My Dad simply pulled the tops off of the ornaments. Some came off easier than others. I could have drilled the holes, but thought that melting a hole might be a better way to make the holes to accommodate the half inch dowel rod that I used to support my topiary. I had an old glue gun that I made sure had no glue in. I turned the glue gun in and held it against the ornament until a hole began to be melted through the shell of the ornament. This is what I have, not really all that pretty, but this will be hidden when the ornaments are stacked together. If any plastic builds up on the outside of the ornament, use the hot glue gun to melt it and a box cutter to scrape it off so that the ornaments can fit together tightly. You can see that my second ornament had a ridge that needed to be removed. I used a combination of melting and box cutter to remove that so that the ornaments would fit tightly. If you scratch your ornaments at all or can’t get them snug enough, you can always add some glitter or decorative beads to hide and irregularities.
Truth be told, I am very happy to have my Mom and Dad so close by and to have my Dad’s help with some of my projects.
I am going to put my topiary in one of my urns by my front door. I usually have sansevieria in these pots, but I pulled them out and put them in the back yard for the holiday season.
This is how the inside of my urn looks, the foam and the rocks surround my plant when it is in the urn, for this application, I wedged a square of styrofoam firmly into the urn.
This is how my topiary looks. If not holding the bottom ornament, they would slide right down the dowel. The dowel I used is three feet long. I did not have to cut mine, but you might have to trim one down depending upon the depth of the container you are putting your topiary into.
I could simply push my dowel down through the cube of styrofoam and down to the bottom of the urn. I found that my urn was not quite deep enough to support my topiary where I wanted it, so I added two small blocks of dry floral foam, one in front and one in the back of my topiary. I added a garland to the base of the topiary, tucking it into the urn so it will not come loose.

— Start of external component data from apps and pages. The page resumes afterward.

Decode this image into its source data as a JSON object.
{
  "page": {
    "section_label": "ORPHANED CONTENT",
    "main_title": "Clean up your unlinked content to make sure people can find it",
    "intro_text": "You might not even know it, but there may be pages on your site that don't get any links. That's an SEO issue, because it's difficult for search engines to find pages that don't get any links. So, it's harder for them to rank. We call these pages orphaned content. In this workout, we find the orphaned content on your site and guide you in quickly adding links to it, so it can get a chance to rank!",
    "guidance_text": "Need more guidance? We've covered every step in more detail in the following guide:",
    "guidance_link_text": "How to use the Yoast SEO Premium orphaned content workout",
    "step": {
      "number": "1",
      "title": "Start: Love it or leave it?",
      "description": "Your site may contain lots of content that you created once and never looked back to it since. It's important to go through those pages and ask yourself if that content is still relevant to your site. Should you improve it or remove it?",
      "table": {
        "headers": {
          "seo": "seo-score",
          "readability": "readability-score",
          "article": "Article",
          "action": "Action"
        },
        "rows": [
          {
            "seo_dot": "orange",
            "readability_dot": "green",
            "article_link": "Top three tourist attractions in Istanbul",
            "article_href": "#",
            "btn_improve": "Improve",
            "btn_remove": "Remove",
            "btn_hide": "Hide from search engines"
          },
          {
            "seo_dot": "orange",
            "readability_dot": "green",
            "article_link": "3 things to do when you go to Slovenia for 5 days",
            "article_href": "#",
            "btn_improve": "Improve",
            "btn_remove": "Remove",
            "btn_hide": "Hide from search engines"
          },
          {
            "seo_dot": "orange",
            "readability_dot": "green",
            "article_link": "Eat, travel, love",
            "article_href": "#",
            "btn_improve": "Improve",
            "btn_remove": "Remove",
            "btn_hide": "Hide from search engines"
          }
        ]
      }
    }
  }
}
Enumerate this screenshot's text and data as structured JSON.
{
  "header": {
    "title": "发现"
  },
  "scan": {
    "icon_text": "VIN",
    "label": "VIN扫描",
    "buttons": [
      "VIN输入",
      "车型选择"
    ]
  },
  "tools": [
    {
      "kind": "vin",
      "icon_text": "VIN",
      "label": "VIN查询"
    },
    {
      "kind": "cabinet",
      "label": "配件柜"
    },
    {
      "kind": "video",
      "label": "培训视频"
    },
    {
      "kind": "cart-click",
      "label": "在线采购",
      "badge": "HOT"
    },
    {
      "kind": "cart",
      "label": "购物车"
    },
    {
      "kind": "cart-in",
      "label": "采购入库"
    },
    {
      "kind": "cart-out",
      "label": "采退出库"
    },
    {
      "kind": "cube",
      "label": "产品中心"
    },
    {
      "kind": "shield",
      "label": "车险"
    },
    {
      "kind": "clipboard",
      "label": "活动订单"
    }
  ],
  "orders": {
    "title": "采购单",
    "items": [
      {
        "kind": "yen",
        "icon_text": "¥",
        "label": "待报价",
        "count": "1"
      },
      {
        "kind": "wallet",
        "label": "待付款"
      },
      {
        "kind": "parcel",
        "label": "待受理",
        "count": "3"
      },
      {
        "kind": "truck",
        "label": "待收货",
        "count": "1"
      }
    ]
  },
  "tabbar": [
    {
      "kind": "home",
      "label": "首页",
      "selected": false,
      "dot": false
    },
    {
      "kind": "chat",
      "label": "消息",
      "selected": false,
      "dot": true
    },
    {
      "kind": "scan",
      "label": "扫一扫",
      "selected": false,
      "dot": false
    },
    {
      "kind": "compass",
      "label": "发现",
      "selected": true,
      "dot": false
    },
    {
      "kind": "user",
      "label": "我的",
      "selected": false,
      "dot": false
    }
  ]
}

Make your own topiary for a fraction of the cost of the catalog versions, and get to pick your own colors and styles!